Thirty-seven states are working on climate-change plans. Thirty-seven. But not Idaho.

With alternative facts so common, why are President Trump’s causing such a ballyhoo? Because his are so easily disproved? Because everyone loves being a comic? Or, perhaps, because people are starting to fear he believes them?

Image courtesy of

Climate change: Paris Accord Depends on Innovation

by Judy Ferro

“The 12th of December, 2015, will remain a great date for the planet,” said French President Francois Hollande.

“This is a turning point in the human enterprise, where the great transformation towards sustainability begins,” said Hans Joachim Schellnhuber, an adviser to the German government and the Pope.

“History will remember this day,” said U.N. Secretary General Ban Ki-moon.

Delegates wept and embraced while thousands protested in the streets.

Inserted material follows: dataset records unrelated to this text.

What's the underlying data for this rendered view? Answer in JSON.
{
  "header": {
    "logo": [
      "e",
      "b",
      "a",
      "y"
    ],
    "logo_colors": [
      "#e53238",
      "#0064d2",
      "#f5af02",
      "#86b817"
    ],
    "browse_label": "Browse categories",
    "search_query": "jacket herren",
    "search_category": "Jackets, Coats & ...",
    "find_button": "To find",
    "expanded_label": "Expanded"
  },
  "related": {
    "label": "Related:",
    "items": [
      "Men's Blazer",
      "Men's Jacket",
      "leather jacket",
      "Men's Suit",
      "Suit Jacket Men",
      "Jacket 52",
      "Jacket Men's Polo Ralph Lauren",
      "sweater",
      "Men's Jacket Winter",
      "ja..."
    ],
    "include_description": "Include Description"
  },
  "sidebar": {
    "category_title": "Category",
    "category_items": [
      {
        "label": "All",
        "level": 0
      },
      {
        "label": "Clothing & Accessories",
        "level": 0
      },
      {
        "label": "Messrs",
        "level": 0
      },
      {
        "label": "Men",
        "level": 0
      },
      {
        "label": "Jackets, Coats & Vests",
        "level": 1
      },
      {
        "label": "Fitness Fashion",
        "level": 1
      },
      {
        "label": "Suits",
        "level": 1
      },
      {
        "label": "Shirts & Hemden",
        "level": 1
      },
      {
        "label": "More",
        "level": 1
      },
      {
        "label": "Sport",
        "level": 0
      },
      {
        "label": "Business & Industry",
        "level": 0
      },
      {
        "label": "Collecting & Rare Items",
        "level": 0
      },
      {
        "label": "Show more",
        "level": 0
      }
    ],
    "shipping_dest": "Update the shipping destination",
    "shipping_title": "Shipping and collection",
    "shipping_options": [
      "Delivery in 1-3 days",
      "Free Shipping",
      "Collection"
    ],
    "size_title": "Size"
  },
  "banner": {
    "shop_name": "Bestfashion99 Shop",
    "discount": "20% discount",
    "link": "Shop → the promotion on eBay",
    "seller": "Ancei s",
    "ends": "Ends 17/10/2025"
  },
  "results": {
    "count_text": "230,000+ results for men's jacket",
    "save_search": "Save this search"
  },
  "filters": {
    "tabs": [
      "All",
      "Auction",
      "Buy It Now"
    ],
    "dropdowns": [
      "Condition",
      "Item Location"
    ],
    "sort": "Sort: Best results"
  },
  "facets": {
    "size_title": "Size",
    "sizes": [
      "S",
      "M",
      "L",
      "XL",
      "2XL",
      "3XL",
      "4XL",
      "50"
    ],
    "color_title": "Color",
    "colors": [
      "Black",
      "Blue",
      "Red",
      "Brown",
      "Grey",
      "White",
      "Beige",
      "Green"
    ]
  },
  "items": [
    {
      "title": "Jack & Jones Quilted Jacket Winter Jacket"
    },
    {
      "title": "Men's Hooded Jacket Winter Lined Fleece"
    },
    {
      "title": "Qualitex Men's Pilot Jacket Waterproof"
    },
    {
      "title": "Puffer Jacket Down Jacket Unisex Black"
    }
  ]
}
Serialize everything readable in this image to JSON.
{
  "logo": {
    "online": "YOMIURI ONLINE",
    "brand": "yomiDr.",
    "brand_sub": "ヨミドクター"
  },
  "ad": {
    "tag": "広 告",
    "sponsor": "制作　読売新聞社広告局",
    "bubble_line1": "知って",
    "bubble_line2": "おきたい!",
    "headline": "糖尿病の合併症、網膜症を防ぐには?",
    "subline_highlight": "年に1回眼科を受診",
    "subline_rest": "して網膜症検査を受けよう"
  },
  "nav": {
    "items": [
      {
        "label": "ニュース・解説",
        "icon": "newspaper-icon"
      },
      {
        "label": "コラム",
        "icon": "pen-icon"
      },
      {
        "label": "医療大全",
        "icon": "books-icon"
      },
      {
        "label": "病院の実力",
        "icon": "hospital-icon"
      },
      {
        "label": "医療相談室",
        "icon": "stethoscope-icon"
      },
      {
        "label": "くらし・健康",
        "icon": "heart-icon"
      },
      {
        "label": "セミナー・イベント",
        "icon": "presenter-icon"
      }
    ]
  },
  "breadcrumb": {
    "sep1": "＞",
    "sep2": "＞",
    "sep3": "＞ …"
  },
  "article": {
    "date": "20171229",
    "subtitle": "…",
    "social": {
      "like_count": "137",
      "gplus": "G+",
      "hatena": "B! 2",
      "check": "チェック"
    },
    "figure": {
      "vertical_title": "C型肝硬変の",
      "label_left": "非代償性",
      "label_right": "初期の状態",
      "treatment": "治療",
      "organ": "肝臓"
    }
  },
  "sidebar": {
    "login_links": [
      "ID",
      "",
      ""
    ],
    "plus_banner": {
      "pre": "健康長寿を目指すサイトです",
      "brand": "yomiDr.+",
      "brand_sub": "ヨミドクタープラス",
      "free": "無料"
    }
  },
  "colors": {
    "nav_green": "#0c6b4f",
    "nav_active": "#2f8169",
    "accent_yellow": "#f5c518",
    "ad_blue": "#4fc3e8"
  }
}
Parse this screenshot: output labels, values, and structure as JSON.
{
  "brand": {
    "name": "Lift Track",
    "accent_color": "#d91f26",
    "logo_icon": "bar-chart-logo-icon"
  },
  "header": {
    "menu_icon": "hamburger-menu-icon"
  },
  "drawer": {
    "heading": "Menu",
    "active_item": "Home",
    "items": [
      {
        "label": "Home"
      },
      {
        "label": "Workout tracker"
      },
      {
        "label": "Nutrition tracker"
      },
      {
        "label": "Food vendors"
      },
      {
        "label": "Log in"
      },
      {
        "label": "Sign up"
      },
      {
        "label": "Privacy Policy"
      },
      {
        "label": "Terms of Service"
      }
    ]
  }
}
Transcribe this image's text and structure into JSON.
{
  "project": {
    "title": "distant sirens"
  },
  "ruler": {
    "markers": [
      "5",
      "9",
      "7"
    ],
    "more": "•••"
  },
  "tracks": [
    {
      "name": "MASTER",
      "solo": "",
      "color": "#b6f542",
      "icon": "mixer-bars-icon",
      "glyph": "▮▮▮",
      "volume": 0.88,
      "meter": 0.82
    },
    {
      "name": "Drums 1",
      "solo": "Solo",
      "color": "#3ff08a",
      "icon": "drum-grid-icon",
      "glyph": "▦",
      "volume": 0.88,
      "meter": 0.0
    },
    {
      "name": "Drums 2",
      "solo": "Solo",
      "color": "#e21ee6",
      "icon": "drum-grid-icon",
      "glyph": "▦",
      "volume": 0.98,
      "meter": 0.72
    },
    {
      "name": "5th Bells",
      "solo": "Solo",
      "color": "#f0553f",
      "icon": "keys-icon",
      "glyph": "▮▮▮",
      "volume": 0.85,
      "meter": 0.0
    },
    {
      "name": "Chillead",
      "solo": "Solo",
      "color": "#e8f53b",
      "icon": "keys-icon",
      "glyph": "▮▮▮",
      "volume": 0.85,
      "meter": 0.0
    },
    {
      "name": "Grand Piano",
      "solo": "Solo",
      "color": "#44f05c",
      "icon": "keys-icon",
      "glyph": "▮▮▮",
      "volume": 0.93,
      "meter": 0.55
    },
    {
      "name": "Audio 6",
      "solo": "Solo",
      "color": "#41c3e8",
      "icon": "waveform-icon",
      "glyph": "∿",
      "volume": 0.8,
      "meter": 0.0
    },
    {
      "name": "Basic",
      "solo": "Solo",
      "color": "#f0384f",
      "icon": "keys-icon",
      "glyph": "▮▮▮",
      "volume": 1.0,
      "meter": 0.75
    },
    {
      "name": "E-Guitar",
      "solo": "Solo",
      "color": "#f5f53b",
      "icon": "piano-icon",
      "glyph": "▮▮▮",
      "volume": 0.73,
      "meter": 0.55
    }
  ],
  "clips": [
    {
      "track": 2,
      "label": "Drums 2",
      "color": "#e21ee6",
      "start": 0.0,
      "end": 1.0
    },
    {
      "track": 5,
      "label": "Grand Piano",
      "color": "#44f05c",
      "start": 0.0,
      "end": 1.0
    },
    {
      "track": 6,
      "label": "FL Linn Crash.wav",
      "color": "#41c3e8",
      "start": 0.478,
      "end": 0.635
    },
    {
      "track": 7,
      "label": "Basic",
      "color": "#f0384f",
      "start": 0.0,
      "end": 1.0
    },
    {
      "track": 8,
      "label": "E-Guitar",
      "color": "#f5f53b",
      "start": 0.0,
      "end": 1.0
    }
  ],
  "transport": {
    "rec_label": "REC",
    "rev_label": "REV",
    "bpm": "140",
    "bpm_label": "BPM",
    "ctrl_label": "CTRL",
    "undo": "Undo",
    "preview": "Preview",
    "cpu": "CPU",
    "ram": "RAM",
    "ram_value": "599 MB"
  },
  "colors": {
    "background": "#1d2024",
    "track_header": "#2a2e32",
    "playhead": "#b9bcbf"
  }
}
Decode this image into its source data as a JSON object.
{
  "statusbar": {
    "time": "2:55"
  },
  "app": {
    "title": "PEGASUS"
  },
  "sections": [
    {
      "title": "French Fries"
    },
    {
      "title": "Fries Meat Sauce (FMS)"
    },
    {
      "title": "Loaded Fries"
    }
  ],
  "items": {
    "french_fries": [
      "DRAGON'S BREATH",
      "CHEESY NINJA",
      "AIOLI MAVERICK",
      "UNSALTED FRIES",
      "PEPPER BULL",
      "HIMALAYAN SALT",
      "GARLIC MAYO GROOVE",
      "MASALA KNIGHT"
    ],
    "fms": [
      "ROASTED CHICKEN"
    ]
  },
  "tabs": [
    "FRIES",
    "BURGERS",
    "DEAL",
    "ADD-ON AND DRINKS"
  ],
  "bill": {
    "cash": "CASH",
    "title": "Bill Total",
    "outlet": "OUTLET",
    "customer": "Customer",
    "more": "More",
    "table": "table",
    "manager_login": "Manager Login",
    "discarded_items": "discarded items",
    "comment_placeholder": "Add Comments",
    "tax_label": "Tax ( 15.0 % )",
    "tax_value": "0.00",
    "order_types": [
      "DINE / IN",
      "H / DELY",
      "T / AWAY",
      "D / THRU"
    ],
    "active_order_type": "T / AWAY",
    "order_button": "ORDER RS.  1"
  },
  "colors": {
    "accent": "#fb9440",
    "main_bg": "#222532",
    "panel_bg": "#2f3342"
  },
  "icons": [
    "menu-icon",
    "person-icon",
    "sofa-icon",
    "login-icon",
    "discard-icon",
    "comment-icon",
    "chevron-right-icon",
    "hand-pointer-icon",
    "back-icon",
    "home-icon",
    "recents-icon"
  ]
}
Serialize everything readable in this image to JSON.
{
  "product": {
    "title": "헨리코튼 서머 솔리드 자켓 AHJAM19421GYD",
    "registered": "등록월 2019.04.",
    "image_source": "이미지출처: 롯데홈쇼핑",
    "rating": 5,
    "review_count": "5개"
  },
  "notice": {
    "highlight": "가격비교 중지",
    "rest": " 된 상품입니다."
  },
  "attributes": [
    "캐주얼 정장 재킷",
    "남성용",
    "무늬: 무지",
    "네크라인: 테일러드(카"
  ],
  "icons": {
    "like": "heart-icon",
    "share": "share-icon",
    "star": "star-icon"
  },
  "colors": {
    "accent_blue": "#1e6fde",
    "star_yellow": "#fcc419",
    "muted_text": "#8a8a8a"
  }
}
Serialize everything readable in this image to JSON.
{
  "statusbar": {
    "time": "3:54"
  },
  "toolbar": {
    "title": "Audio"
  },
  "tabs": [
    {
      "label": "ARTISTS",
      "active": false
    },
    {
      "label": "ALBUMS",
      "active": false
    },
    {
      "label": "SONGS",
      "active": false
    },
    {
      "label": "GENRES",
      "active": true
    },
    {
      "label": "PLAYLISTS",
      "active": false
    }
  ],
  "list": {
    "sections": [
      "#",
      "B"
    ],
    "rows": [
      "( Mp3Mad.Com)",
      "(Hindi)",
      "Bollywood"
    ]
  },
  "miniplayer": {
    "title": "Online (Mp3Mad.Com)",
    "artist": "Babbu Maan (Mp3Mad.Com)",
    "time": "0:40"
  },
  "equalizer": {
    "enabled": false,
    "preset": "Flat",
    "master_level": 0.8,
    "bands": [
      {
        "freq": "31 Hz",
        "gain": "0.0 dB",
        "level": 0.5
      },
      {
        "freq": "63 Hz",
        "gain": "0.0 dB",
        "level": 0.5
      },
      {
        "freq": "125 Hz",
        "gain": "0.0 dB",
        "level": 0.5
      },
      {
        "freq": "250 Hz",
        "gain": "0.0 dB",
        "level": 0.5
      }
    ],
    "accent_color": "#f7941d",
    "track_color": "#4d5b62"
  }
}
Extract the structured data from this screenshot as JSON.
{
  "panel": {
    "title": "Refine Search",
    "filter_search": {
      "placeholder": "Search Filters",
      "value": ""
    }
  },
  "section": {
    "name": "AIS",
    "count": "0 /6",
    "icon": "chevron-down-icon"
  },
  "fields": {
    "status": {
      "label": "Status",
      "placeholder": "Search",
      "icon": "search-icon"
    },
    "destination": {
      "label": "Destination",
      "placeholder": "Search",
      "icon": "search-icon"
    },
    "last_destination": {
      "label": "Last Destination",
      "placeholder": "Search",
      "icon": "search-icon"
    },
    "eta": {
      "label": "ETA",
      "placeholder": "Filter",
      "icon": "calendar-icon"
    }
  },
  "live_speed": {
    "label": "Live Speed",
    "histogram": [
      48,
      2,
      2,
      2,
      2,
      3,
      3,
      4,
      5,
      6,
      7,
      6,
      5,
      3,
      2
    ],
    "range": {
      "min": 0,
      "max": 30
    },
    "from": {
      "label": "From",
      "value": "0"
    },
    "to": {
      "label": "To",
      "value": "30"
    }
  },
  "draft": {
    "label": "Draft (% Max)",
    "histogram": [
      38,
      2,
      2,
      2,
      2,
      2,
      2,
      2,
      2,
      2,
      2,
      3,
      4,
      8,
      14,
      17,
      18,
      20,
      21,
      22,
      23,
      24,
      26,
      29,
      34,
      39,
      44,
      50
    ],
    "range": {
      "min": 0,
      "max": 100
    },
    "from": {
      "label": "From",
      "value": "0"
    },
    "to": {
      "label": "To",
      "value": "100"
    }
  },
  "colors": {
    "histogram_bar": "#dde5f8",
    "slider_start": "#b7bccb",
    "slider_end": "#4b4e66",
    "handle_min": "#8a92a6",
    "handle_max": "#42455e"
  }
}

Yet, I think plans for the holidays, the Bowl Games, even the next confrontation of presidential candidates, captured the attention of more Idahoans than the Paris Accord on Climate Change.

Today posed the major question, “What does the new deal really mean for the future of the earth?” The journal followed with a pessimistic answer. “The great ice sheets remain imperiled, the oceans are still rising, forests and reefs are under stress, people are dying in their tens of thousands in heat waves and floods, and the ­agriculture system that feeds 7 billion ­human ­beings is still at risk.”

So what did the Paris Accord accomplish?

Nearly 200 nations agreed on the goal of keeping future global warming under one degree Centigrade. All but eight submitted plans for reductions in their own countries. All agreed to revise their plans and adopt stricter cuts in greenhouse gas emissions in the future.

That is about all governments can do at this point.

Inventors, investors and industry must develop new emission-cutting technologies before anyone can develop plans that can possibly keep the ice sheets from melting.

The advances of the last decade in wind and solar could eventually replace fossil fuels in production of electricity. Current predictions by the International Energy Agency are that solar will produce 27% of the electricity needed by 2050 and wind power, 18%.

Half of our air pollution, however, comes from transportation. Automobiles have become more efficient through the years. We haven’t had the breakthroughs, however, that would make electric cars practical for long distances and rugged terrain. Hybrids are merely a step in the right direction.

And we have yet to see plans for airplanes, ships, trucks, tanks, etc. powered by anything but fossil fuels.

Scientists are, however, looking at another way to control climate change: increasing the Earth’s ability to sequester or convert carbon dioxide. Planting trees is one option. Others being developed will be far more expensive.

Where are the climate deniers in Congress and the rest of the United States in all this? Out of the picture. Nearly 200 nations have ignored them to say that climate change is real and must be controlled.

Predictions are that even if we are successful in holding global warming to one degree C., rising waters will destroy the homes of 280 million people. If the global temperature rises enough more that the ice sheets melt, the ocean could rise 18 feet.

Congress does not need to agree to the Paris Accord. The United States has pledged to do no more than already pledged in an earlier climate pact with China. At one point the Accord had included language saying that wealthier nations “shall” help poorer nations deal with the climate change caused by their industry and vehicles. United States delegates managed to get that language changed to “should” help poorer nations.

No, it will not be our Congress that decides if the United States is a leader in the fight to prevent worsening climate catastrophes. The challenge is now in the hands of our scientists, engineers, innovators and industry leaders.